Didomenico and Hoke started ENTER>text after meeting in grad school at CalArts. The idea behind their live literary journal was, according to Hoke, “to create a space for writers that was a little more… performance-based” in order to “activate the audience.” Their first event took place in 2011, and the company has since evolved from producing in a warehouse (formerly Didomenico’s home) to featuring their work and their artist collaborations in various locations.

Similarly, homeLA often presents works of “public dance in private spaces” — as described by founder Rebecca Bruno. The company’s first formal event took place in 2013 at Mount Washington and, since then, they have had regular performances in homes throughout the Los Angeles area. homeLA’s shows always center around dance and sound components but, much like ENTER>text, often include handmade props and video components — like the ones Bruno herself will be incorporating into her piece in the second story kitchenette.

Next to a shelf full of Dione Neutra’s favorite pieces of pottery is a temporarily installed TV screen displaying images of hands opening and closing, as if molding urns the Neutras have left behind.

“I thought about food and the kind of activity that emanates out into other parts of the house,” says Bruno. “What is a container? What is a container for a dancer? What is a vessel that can contain dance?” Bruno chooses to focus on these questions by incorporating wooden butterfly sculptures and making vase-like shapes with her hands in the prerecorded video that accompanies her routine.

The tour continues. The living room contains two women; Emily Meister and Gema Galiana are dressed in contrasting primary colors and explore — through a series of emotional duets — what it means to be a 1960s woman, expressing through movement the feeling of being “trapped.” They run down hallways that lead to two other bedrooms — Morgan Green performs a reading about death and ghosts in the smaller chamber, while the master bedroom is where Wendy C. Oritz’s silent dream diary ventures into unknown secrets.

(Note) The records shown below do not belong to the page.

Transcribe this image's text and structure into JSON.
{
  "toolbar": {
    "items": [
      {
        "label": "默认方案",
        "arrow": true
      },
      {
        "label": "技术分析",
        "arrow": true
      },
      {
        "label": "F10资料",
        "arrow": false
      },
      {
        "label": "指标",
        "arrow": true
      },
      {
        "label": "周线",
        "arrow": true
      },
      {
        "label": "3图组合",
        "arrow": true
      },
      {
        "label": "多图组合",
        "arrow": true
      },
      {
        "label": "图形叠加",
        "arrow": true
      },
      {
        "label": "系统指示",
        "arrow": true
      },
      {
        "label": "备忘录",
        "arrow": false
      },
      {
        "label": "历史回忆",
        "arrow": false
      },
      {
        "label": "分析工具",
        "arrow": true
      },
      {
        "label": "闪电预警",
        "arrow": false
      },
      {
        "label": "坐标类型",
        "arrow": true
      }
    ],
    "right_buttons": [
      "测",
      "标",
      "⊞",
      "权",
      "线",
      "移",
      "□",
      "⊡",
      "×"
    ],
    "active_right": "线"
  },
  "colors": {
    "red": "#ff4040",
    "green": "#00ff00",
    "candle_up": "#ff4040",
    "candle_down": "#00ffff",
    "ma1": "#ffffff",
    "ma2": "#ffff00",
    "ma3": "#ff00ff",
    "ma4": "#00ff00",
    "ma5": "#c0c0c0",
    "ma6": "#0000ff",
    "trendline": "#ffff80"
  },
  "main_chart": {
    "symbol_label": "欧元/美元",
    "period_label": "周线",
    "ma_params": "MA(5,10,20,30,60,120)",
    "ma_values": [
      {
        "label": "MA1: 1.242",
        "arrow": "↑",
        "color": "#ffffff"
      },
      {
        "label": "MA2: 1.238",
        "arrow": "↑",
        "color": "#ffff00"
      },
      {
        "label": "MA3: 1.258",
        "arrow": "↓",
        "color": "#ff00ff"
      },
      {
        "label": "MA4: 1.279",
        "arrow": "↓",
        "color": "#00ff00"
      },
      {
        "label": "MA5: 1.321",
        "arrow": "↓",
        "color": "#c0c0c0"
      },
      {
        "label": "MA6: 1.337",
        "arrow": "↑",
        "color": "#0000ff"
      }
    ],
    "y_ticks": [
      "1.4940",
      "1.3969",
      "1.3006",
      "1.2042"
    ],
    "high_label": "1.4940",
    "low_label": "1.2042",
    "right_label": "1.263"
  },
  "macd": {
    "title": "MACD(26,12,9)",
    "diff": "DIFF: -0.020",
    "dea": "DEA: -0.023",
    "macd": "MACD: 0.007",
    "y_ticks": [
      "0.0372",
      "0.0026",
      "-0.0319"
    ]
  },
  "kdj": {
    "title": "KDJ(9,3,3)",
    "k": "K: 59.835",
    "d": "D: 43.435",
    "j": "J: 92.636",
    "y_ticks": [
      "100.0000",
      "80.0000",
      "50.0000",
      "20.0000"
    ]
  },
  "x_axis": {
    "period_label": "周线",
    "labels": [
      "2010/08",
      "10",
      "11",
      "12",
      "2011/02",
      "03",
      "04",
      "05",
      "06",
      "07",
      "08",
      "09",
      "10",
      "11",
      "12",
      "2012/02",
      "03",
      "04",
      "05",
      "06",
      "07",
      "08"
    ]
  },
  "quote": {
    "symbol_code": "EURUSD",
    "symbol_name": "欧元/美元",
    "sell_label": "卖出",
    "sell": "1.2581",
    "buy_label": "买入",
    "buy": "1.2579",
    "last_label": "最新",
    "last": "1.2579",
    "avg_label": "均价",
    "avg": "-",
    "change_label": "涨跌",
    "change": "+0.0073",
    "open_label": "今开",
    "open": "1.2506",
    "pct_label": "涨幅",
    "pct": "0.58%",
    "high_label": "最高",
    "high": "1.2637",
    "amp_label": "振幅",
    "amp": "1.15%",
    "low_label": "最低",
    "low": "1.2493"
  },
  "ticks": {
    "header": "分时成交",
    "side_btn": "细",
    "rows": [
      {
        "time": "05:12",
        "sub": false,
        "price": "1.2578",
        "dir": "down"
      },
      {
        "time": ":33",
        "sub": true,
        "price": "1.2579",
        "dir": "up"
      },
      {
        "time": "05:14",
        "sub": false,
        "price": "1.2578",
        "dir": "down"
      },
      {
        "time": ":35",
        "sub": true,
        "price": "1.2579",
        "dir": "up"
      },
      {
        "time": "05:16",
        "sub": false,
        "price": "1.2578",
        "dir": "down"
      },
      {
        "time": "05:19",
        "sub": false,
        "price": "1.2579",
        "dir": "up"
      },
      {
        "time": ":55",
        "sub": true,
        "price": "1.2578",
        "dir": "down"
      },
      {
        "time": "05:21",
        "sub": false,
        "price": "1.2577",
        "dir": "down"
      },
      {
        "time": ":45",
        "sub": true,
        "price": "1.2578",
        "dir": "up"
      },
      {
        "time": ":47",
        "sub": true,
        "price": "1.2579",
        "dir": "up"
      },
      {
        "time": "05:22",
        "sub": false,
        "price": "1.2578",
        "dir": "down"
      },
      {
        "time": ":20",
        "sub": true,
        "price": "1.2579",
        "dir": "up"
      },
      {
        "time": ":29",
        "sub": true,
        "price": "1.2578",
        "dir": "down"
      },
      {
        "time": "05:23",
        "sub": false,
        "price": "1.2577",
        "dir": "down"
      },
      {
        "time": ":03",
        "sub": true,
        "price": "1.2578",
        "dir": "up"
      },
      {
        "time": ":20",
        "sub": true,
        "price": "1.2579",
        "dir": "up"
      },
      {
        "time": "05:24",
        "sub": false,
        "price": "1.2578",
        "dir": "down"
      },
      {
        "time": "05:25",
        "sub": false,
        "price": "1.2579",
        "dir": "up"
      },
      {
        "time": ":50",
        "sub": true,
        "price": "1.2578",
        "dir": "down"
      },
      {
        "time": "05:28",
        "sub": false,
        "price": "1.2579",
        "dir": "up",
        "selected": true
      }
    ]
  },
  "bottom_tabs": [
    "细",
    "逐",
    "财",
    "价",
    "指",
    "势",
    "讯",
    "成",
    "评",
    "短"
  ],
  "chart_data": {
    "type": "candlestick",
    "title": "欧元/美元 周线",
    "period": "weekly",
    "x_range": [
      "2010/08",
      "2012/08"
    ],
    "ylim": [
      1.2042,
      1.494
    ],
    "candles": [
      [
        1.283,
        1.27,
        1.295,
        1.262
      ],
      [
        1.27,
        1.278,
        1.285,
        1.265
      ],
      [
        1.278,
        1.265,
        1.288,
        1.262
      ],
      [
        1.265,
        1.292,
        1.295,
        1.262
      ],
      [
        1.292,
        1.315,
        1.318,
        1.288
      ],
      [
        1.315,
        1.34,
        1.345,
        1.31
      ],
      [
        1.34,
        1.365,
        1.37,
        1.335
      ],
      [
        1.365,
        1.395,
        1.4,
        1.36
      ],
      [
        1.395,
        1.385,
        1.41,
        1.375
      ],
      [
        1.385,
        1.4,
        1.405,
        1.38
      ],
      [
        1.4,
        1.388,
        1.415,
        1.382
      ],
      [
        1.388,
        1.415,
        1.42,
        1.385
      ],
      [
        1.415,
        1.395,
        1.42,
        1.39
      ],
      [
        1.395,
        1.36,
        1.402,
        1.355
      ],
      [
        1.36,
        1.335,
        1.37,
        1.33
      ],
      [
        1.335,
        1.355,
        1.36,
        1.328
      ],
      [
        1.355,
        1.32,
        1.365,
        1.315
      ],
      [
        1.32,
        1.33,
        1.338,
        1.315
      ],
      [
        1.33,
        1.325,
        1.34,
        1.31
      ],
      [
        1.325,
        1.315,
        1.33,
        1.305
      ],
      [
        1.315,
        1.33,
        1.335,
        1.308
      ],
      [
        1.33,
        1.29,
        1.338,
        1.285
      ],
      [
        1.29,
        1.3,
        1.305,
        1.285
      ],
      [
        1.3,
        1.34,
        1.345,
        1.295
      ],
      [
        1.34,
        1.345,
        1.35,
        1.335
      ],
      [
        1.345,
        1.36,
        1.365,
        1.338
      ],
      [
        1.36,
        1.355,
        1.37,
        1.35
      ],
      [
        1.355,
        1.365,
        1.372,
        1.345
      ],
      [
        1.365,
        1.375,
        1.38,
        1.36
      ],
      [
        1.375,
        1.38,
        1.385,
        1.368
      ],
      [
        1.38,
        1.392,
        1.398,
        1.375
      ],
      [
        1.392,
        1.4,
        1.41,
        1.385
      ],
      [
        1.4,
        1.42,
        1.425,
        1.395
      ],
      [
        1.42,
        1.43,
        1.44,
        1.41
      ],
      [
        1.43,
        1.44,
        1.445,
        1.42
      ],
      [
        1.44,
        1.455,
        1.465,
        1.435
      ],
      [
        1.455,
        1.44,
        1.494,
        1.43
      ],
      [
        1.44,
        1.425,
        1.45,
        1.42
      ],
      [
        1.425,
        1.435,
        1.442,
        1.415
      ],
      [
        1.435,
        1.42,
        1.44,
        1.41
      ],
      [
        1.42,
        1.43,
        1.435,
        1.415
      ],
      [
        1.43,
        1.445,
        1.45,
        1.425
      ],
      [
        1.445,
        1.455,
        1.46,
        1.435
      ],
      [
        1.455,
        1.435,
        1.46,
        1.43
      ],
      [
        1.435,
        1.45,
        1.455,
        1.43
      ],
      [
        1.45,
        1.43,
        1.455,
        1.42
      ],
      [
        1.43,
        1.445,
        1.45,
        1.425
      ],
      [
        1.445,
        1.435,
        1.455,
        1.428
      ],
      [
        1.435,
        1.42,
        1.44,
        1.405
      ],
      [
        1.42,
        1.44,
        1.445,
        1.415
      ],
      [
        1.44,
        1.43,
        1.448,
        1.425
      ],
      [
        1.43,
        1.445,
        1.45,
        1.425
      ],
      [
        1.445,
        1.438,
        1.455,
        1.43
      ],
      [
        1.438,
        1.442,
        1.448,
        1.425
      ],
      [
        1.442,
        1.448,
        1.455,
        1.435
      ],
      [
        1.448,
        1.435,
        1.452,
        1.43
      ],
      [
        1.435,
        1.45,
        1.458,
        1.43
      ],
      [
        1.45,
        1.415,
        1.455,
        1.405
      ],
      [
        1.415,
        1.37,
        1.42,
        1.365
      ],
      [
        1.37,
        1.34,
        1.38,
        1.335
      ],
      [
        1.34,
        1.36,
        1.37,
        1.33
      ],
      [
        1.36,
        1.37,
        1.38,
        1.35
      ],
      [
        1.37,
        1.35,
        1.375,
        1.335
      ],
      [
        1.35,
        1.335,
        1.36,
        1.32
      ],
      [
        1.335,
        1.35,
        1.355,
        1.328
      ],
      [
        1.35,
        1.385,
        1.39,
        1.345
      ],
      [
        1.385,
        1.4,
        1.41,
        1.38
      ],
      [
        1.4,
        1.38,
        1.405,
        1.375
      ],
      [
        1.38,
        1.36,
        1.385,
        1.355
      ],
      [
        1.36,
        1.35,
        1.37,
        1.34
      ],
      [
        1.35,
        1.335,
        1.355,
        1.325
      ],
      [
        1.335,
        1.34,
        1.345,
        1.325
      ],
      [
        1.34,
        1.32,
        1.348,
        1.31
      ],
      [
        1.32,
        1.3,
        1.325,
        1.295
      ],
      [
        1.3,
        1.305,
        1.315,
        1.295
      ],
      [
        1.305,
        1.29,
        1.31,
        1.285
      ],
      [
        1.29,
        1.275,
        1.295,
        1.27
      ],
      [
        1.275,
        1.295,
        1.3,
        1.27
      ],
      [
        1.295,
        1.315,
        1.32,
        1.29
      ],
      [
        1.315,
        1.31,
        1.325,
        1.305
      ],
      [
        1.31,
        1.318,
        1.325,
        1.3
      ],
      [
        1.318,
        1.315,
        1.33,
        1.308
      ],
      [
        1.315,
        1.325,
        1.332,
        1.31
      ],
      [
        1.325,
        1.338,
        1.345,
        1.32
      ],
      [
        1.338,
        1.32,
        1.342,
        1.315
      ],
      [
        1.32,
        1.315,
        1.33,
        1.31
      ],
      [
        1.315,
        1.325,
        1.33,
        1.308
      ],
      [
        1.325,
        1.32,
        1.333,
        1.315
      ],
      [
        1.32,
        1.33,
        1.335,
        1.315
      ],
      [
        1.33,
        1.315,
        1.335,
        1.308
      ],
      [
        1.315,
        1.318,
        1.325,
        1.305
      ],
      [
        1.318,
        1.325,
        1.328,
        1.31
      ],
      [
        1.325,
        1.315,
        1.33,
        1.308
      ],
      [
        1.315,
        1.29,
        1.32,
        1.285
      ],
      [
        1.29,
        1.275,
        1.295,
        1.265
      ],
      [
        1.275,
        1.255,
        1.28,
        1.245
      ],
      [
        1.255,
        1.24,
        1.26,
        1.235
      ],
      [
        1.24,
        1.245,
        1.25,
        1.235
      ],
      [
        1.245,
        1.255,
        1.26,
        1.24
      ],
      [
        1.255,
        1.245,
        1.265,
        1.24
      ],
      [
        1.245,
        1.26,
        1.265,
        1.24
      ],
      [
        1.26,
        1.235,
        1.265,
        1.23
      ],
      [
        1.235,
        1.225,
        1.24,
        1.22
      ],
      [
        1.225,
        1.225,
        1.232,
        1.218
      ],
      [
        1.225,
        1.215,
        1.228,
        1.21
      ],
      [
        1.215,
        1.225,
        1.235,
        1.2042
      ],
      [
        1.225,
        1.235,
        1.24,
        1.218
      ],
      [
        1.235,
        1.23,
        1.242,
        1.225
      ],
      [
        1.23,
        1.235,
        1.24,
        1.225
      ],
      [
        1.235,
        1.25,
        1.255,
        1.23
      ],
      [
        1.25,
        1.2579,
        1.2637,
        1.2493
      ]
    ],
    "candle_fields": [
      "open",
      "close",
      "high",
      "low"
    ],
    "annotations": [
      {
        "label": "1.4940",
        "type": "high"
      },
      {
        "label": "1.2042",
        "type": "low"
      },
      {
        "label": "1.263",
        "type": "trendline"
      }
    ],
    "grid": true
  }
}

All around — on every floor, every balcony — there are performers flowing through the space like water, creating a reservoir of art. You might uncover new things at each turn, each trip into a new room, but only in the span of one evening in one home on a bushy road in Silver Lake.